The next dog to come home with me hailed from the same shelter but couldn’t have been more different. This German Shepherd cross had a smooth dark coat, my-what-big-ears-you-have ears and an ability to launch himself at the door to protect the house from the UPS delivery man and his invasion of packages. Sam’s swagger drew the attention of friends and strangers who wanted to lay a hand on this Big Dawg with Attitude. My response to the question of petting him: If you value your hands, keep them in your pockets.
Elsie is the first puppy I raised. Born on a farm full of Border Collie-somethings, she came with the energy, speed, curly fur and smarts of three dogs. Twelve years later, she’s still focused on tennis balls and belly rubs. And when the groomer shaves her explosion of fur into her summer ‘puppy cut,’ she becomes the quintessential Puppy Dog, like Pooh’s Tigger, bouncy and cute and waggy and harmless and oh-so-pettable. The answer to petting her comes with only one warning: She gives big, sloppy kisses.

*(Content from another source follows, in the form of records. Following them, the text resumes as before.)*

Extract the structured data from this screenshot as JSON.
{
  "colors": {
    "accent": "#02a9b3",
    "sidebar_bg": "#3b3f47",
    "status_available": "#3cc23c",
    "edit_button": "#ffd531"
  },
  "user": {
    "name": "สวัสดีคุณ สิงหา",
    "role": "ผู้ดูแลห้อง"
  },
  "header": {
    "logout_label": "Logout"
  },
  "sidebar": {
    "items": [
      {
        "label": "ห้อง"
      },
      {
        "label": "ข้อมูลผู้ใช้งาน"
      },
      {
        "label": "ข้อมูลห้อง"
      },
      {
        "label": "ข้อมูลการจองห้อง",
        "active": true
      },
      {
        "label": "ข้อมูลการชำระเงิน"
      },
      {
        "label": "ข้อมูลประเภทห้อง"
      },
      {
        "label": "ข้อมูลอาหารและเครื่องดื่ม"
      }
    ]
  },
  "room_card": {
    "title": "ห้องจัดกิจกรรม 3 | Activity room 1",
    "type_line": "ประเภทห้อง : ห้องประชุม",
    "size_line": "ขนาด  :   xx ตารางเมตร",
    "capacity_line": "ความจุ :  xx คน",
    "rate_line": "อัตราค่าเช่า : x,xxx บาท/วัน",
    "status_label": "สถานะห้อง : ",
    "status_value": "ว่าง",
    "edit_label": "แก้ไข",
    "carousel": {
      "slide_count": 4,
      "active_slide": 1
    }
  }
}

All of the Above
A gentle giant with a deep, throaty bark that he saves solely for the UPS delivery man, Sir Thomas is a leaner, a drooler, and despite the debonair looks, a goofball. He is Family Dog, Big Dawg and Puppy Dog all rolled into one. But, above all, he is a Service Dog.
Why “No?” When a Service Dog is working, he’s an extension of his handler like another appendage or extra legs. In that respect, asking to pet him is asking to pet me. Not asking and simply reaching a hand toward his head is reaching a hand toward me. Society frowns on such invasions of personal space and so do I.
“No, He’s Working” This is my response even for the people whose touch I’m comfortable with, whom I greet regularly with a hug. If my Service Dog is sporting one of his working vests – which are designed to stand out: one is highlighter yellow, the other stop sign red – then he’s working. He needs to focus on his work because friend or stranger, a hand on him means his mind is not on me. If his mind is not on me, the extra legs won’t be helping me with balance, they’ll be throwing me off balance.
Maybe “Yes?” As we spend more and more time together, sometimes leaning on each other, sometimes blissfully oblivious to the needs he’s trained to meet, I’ve learned about trust.
When Sir Thomas first arrived home, No He’s Working became my mantra. It took time for me to get used to a constant four-legged cane, especially one whose head leveled out at the average height of most adult hands. It was enough to orchestrate the leash, Rights and Lefts and Whoas and Waits that allowing a pat into the mix was too much. Whether we shopped the aisles of the grocery store, stopped in to a café for tea, watched my son’s basketball game or simply stepped outside for a walk, I repeated to anyone who asked, No He’s Working.
What Sir Thomas has taught me to trust is myself. I’m learning just how much he wants to do what I want him to do. No isn’t the pat answer to patting, No is the answer when I choose because I need him. At times, it’s okay to answer yes. I trust that answer because I – not the patter or the pattee – choose it.
An example: After yoga class, where he’s been happily snoozing in his down-dog-stay, I’ll often reward him with a few friendly pats. First, I take inventory of whether I need his support at that moment. If not, I take the next step, which is to give him the Up command and let him know that we’re going to greet some people. Finally, I lead him to the individuals who asked to pet him.
I rely on him to do what I want and need from him. He trusts that I know what I want him to do, as though I’m the conductor and he’s the orchestra. Do we create beautiful music? Yes and No. Do we clash at times? Maybe. Are we learning and trying and getting used to our roles as Service Dog and Human with Service Dog? All of the Above.